## WHAT TO WORK ON
Could you return each line below without altering a word?

Entries from a dataset of interfaces
┄┄┄┄┄┄┄┄┄┄
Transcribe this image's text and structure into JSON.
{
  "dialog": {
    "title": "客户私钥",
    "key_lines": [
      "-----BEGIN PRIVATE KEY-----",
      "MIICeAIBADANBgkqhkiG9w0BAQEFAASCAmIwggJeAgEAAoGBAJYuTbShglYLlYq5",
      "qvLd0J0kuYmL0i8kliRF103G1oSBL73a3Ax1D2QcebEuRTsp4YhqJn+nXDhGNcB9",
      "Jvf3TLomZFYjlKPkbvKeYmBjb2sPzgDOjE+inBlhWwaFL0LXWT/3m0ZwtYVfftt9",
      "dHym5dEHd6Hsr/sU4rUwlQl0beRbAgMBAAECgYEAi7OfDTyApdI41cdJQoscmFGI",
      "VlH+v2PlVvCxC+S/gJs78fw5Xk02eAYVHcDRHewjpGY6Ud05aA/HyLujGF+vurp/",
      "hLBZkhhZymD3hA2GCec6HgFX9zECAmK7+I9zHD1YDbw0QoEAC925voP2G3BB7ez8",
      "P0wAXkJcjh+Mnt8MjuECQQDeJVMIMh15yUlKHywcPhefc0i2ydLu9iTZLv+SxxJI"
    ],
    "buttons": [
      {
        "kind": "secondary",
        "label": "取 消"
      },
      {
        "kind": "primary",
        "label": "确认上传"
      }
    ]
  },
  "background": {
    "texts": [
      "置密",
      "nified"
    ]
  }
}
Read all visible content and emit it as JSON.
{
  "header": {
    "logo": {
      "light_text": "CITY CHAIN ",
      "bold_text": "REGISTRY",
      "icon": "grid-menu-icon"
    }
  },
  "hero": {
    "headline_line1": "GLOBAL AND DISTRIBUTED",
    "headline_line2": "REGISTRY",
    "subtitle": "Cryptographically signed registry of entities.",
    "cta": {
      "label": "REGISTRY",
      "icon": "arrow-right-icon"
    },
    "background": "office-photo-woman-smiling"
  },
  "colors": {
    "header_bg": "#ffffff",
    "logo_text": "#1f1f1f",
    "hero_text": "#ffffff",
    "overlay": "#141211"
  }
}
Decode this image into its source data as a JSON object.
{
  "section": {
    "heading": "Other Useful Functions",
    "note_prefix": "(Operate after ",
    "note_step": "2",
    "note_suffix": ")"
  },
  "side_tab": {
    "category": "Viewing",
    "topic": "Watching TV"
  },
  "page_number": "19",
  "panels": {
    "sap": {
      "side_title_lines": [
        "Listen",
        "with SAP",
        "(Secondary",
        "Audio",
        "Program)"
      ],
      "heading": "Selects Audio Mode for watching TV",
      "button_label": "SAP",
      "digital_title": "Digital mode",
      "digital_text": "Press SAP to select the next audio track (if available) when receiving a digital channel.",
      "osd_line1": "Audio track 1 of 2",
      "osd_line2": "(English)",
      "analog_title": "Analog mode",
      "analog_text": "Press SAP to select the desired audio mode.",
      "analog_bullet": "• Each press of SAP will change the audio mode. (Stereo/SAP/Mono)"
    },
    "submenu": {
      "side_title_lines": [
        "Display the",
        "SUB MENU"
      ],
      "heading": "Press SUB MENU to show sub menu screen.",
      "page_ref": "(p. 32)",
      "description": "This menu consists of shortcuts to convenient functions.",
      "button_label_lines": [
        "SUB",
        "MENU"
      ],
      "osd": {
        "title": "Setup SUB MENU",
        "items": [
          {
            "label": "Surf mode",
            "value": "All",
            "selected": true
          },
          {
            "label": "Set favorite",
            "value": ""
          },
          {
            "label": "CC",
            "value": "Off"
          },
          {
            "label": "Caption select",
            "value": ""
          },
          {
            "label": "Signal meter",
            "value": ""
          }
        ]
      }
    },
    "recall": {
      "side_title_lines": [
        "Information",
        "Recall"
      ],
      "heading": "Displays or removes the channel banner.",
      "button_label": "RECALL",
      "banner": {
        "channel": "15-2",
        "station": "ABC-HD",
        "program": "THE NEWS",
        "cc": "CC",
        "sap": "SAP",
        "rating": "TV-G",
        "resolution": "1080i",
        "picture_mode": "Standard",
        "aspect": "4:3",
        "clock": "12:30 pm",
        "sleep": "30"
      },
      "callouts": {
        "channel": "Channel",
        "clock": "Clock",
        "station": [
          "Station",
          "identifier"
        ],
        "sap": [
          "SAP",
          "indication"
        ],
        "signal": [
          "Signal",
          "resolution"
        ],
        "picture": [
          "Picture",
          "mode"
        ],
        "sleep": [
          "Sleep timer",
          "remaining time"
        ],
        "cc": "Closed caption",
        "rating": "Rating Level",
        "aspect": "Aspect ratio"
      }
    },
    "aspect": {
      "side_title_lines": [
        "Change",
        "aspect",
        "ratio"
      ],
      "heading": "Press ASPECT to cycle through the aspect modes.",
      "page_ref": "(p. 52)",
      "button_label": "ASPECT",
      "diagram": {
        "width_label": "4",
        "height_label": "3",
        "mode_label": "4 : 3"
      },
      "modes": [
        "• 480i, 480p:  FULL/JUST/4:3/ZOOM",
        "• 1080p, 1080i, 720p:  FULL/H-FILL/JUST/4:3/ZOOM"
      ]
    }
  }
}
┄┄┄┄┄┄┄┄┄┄
## EXERCISE RESULT
Transcribe this image's text and structure into JSON.
{
  "dialog": {
    "title": "客户私钥",
    "key_lines": [
      "-----BEGIN PRIVATE KEY-----",
      "MIICeAIBADANBgkqhkiG9w0BAQEFAASCAmIwggJeAgEAAoGBAJYuTbShglYLlYq5",
      "qvLd0J0kuYmL0i8kliRF103G1oSBL73a3Ax1D2QcebEuRTsp4YhqJn+nXDhGNcB9",
      "Jvf3TLomZFYjlKPkbvKeYmBjb2sPzgDOjE+inBlhWwaFL0LXWT/3m0ZwtYVfftt9",
      "dHym5dEHd6Hsr/sU4rUwlQl0beRbAgMBAAECgYEAi7OfDTyApdI41cdJQoscmFGI",
      "VlH+v2PlVvCxC+S/gJs78fw5Xk02eAYVHcDRHewjpGY6Ud05aA/HyLujGF+vurp/",
      "hLBZkhhZymD3hA2GCec6HgFX9zECAmK7+I9zHD1YDbw0QoEAC925voP2G3BB7ez8",
      "P0wAXkJcjh+Mnt8MjuECQQDeJVMIMh15yUlKHywcPhefc0i2ydLu9iTZLv+SxxJI"
    ],
    "buttons": [
      {
        "kind": "secondary",
        "label": "取 消"
      },
      {
        "kind": "primary",
        "label": "确认上传"
      }
    ]
  },
  "background": {
    "texts": [
      "置密",
      "nified"
    ]
  }
}
Read all visible content and emit it as JSON.
{
  "header": {
    "logo": {
      "light_text": "CITY CHAIN ",
      "bold_text": "REGISTRY",
      "icon": "grid-menu-icon"
    }
  },
  "hero": {
    "headline_line1": "GLOBAL AND DISTRIBUTED",
    "headline_line2": "REGISTRY",
    "subtitle": "Cryptographically signed registry of entities.",
    "cta": {
      "label": "REGISTRY",
      "icon": "arrow-right-icon"
    },
    "background": "office-photo-woman-smiling"
  },
  "colors": {
    "header_bg": "#ffffff",
    "logo_text": "#1f1f1f",
    "hero_text": "#ffffff",
    "overlay": "#141211"
  }
}
Decode this image into its source data as a JSON object.
{
  "section": {
    "heading": "Other Useful Functions",
    "note_prefix": "(Operate after ",
    "note_step": "2",
    "note_suffix": ")"
  },
  "side_tab": {
    "category": "Viewing",
    "topic": "Watching TV"
  },
  "page_number": "19",
  "panels": {
    "sap": {
      "side_title_lines": [
        "Listen",
        "with SAP",
        "(Secondary",
        "Audio",
        "Program)"
      ],
      "heading": "Selects Audio Mode for watching TV",
      "button_label": "SAP",
      "digital_title": "Digital mode",
      "digital_text": "Press SAP to select the next audio track (if available) when receiving a digital channel.",
      "osd_line1": "Audio track 1 of 2",
      "osd_line2": "(English)",
      "analog_title": "Analog mode",
      "analog_text": "Press SAP to select the desired audio mode.",
      "analog_bullet": "• Each press of SAP will change the audio mode. (Stereo/SAP/Mono)"
    },
    "submenu": {
      "side_title_lines": [
        "Display the",
        "SUB MENU"
      ],
      "heading": "Press SUB MENU to show sub menu screen.",
      "page_ref": "(p. 32)",
      "description": "This menu consists of shortcuts to convenient functions.",
      "button_label_lines": [
        "SUB",
        "MENU"
      ],
      "osd": {
        "title": "Setup SUB MENU",
        "items": [
          {
            "label": "Surf mode",
            "value": "All",
            "selected": true
          },
          {
            "label": "Set favorite",
            "value": ""
          },
          {
            "label": "CC",
            "value": "Off"
          },
          {
            "label": "Caption select",
            "value": ""
          },
          {
            "label": "Signal meter",
            "value": ""
          }
        ]
      }
    },
    "recall": {
      "side_title_lines": [
        "Information",
        "Recall"
      ],
      "heading": "Displays or removes the channel banner.",
      "button_label": "RECALL",
      "banner": {
        "channel": "15-2",
        "station": "ABC-HD",
        "program": "THE NEWS",
        "cc": "CC",
        "sap": "SAP",
        "rating": "TV-G",
        "resolution": "1080i",
        "picture_mode": "Standard",
        "aspect": "4:3",
        "clock": "12:30 pm",
        "sleep": "30"
      },
      "callouts": {
        "channel": "Channel",
        "clock": "Clock",
        "station": [
          "Station",
          "identifier"
        ],
        "sap": [
          "SAP",
          "indication"
        ],
        "signal": [
          "Signal",
          "resolution"
        ],
        "picture": [
          "Picture",
          "mode"
        ],
        "sleep": [
          "Sleep timer",
          "remaining time"
        ],
        "cc": "Closed caption",
        "rating": "Rating Level",
        "aspect": "Aspect ratio"
      }
    },
    "aspect": {
      "side_title_lines": [
        "Change",
        "aspect",
        "ratio"
      ],
      "heading": "Press ASPECT to cycle through the aspect modes.",
      "page_ref": "(p. 52)",
      "button_label": "ASPECT",
      "diagram": {
        "width_label": "4",
        "height_label": "3",
        "mode_label": "4 : 3"
      },
      "modes": [
        "• 480i, 480p:  FULL/JUST/4:3/ZOOM",
        "• 1080p, 1080i, 720p:  FULL/H-FILL/JUST/4:3/ZOOM"
      ]
    }
  }
}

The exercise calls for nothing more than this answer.